● Entries shown
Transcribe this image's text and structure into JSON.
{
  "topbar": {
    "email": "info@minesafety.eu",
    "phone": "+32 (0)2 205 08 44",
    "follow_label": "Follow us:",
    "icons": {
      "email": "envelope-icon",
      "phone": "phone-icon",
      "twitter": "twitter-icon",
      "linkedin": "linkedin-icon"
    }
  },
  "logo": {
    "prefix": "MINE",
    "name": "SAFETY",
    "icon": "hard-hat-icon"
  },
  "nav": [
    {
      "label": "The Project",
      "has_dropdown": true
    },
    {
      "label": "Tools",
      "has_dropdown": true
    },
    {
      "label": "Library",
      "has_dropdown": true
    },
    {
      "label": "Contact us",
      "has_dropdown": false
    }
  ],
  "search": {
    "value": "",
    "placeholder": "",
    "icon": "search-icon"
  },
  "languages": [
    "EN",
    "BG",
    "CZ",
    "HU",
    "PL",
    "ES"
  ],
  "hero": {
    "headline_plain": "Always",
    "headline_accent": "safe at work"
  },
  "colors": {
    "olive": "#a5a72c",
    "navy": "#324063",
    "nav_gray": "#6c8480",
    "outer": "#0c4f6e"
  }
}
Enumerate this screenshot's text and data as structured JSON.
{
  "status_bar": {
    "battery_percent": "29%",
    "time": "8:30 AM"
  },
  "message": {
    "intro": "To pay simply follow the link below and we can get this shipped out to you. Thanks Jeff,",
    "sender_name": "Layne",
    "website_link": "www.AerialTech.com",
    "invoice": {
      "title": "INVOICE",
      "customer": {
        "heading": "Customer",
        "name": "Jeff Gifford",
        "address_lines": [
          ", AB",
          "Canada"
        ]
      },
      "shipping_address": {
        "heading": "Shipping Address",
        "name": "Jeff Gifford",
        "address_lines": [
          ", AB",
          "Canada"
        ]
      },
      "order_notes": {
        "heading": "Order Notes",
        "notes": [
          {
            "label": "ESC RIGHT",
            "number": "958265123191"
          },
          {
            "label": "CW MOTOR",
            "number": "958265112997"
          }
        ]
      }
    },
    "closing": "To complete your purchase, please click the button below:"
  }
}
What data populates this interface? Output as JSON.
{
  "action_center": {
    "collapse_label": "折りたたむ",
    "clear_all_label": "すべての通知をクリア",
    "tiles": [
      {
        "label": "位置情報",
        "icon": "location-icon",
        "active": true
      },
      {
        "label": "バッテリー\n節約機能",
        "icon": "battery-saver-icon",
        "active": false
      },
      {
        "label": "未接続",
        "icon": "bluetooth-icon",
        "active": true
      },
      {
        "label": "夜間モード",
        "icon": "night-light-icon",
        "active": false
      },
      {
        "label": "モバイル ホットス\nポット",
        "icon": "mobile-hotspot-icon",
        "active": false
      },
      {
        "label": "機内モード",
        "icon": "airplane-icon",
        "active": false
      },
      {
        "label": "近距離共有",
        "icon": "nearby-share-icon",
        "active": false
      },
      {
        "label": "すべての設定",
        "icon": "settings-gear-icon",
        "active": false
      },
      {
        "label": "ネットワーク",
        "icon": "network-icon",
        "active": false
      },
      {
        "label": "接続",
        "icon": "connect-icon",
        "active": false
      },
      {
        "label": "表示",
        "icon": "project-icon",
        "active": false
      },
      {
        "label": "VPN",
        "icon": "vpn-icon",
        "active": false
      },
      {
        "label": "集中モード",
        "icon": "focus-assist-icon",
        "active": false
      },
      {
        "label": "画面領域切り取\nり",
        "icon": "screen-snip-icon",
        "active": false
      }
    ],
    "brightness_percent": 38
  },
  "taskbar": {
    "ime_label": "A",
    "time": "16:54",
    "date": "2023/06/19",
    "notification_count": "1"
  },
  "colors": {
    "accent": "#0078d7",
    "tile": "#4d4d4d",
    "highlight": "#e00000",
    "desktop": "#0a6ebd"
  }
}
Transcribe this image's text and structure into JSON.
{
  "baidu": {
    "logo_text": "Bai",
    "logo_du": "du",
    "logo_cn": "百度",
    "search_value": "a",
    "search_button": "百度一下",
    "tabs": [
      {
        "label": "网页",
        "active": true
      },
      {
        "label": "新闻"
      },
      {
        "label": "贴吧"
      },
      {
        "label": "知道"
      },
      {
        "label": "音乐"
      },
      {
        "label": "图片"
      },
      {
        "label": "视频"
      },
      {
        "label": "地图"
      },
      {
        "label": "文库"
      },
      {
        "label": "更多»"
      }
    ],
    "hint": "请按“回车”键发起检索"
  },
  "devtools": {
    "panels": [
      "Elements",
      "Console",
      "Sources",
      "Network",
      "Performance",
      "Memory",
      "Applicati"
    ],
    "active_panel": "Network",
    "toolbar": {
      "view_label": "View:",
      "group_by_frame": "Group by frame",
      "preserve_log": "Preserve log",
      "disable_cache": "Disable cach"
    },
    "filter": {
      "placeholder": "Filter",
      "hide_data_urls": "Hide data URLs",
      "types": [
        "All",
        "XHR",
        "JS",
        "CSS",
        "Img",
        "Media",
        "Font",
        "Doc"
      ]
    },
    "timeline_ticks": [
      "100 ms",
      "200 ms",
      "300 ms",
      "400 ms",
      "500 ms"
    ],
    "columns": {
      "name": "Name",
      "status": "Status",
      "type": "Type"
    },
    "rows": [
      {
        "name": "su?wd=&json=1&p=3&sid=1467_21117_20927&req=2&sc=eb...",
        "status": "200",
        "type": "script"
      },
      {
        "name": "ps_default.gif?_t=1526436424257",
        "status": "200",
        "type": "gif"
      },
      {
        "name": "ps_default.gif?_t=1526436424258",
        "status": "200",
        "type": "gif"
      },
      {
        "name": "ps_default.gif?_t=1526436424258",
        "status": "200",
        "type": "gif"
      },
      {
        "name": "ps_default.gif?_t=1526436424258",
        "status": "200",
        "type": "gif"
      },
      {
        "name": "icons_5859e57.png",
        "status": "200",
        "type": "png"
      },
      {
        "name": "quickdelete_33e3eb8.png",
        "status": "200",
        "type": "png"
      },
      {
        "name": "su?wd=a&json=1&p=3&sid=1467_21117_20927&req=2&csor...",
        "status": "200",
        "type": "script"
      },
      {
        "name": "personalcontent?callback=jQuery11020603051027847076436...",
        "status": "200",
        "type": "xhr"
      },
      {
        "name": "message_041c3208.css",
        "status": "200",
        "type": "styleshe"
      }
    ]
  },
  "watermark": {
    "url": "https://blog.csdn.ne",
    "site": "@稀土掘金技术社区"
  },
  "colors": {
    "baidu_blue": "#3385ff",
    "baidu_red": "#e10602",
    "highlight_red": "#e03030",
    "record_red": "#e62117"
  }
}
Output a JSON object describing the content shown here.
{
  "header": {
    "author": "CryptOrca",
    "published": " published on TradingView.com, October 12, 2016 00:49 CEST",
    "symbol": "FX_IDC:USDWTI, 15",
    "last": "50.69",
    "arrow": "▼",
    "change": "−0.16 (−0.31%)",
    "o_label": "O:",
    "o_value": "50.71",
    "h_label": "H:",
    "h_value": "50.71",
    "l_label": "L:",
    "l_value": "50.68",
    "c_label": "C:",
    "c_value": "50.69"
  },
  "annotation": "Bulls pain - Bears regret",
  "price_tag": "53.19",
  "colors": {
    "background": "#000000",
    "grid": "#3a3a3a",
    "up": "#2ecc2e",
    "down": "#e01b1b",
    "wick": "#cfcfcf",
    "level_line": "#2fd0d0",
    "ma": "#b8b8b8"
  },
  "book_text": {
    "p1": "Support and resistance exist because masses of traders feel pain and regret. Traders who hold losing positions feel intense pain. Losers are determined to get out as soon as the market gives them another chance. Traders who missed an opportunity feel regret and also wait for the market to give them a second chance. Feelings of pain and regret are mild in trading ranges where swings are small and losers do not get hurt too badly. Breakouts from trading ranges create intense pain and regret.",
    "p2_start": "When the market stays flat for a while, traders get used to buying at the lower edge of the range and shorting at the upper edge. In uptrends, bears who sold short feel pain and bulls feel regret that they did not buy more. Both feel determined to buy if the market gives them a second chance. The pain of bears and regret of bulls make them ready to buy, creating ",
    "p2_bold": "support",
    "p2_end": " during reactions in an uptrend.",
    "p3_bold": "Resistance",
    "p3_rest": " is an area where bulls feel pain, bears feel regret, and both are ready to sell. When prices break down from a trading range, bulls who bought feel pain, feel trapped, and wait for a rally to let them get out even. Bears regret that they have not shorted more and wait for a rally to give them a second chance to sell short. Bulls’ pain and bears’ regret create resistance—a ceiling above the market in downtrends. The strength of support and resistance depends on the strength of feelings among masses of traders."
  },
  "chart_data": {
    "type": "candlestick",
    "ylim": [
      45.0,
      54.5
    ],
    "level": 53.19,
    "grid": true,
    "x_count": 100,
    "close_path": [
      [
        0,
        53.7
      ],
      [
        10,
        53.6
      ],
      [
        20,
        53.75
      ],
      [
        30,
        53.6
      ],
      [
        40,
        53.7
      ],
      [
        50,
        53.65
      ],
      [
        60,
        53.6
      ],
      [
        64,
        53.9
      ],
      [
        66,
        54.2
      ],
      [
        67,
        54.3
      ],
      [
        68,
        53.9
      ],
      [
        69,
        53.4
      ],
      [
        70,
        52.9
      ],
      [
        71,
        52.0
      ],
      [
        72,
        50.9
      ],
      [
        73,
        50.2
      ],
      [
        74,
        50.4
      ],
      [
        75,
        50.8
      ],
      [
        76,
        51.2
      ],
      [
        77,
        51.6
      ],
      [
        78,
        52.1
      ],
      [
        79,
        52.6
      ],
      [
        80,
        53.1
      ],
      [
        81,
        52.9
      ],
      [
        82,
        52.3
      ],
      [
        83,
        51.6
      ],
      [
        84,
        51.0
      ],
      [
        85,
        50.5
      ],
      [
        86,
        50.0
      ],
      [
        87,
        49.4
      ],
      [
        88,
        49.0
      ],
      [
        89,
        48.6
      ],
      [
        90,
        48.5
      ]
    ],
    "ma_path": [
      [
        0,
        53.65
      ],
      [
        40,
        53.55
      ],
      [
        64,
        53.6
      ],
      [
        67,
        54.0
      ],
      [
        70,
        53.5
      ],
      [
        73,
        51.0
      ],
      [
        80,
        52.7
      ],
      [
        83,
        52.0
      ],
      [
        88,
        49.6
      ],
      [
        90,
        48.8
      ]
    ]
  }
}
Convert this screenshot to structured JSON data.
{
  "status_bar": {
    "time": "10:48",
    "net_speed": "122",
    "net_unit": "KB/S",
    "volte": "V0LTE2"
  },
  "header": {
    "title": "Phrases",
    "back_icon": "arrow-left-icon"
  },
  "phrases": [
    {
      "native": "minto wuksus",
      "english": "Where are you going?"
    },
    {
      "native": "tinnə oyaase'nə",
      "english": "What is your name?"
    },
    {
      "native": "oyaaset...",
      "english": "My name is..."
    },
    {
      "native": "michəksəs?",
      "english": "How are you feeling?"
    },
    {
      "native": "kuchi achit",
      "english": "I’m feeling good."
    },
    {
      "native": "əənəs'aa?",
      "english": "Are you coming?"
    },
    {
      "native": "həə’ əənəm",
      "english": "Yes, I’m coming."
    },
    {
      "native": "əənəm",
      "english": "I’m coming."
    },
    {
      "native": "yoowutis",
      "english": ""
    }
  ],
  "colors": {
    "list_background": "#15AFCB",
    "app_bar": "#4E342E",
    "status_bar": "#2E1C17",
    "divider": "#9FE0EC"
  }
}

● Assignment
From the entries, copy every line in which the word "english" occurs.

● Response for this exercise
      "english": "Where are you going?"
      "english": "What is your name?"
      "english": "My name is..."
      "english": "How are you feeling?"
      "english": "I’m feeling good."
      "english": "Are you coming?"
      "english": "Yes, I’m coming."
      "english": "I’m coming."
      "english": ""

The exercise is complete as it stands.